As part of the ongoing effort to combat the dangers posed by hackers and other online criminals, the United States has agreed to collaborate with Russia in order to stem threats to the infrastructure of both countries. With denial of service and other types of malicious attacks still a threat to credit card processors and other payment technologies, the combined effort appears to focus on exchanging important data concerning various threats and the necessary means to address them.
The Office of the Press Secretary has posted a "fact sheet" illustrating the specifics of what this relationship is intended to accomplish. A big part of this effort appears to involve ensuring security in communications between both countries and their agencies, with a "hotline" set to be established in case of emergencies.

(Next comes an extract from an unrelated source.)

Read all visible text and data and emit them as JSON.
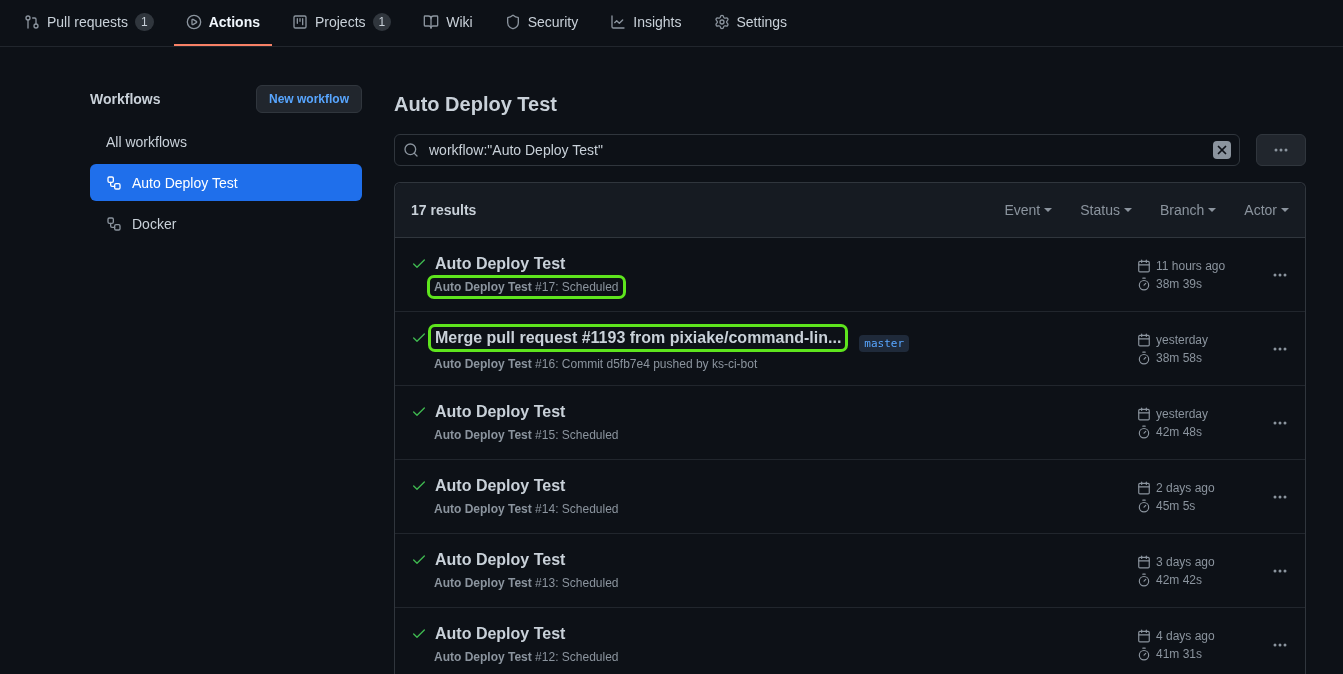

While this will include maintaining the Nuclear Risk Reduction Center and other areas of high importance, the release also describes a more general focus on keeping both parties informed and linking emergency systems in each country.
Fortifying information and communications technologies (abbreviated as ICT) in both cases seems to be a top priority, as well as more broad-ranging issues that could also affect frequently-seen systems like POS credit card processing.
"Taken together, [these measures] represent important progress by our two nations to build confidence and strengthen our relations in cyberspace; expand our shared understanding of threats appearing to emanate from each other's territory; and prevent unnecessary escalation of ICT security incidents," the statement reads.
Though this statement does not detail a specific timeline for these kinds of implementations, merchants can start working to identify possible weaknesses in their POS credit card processors and consider transitioning to new software to stay current and protected.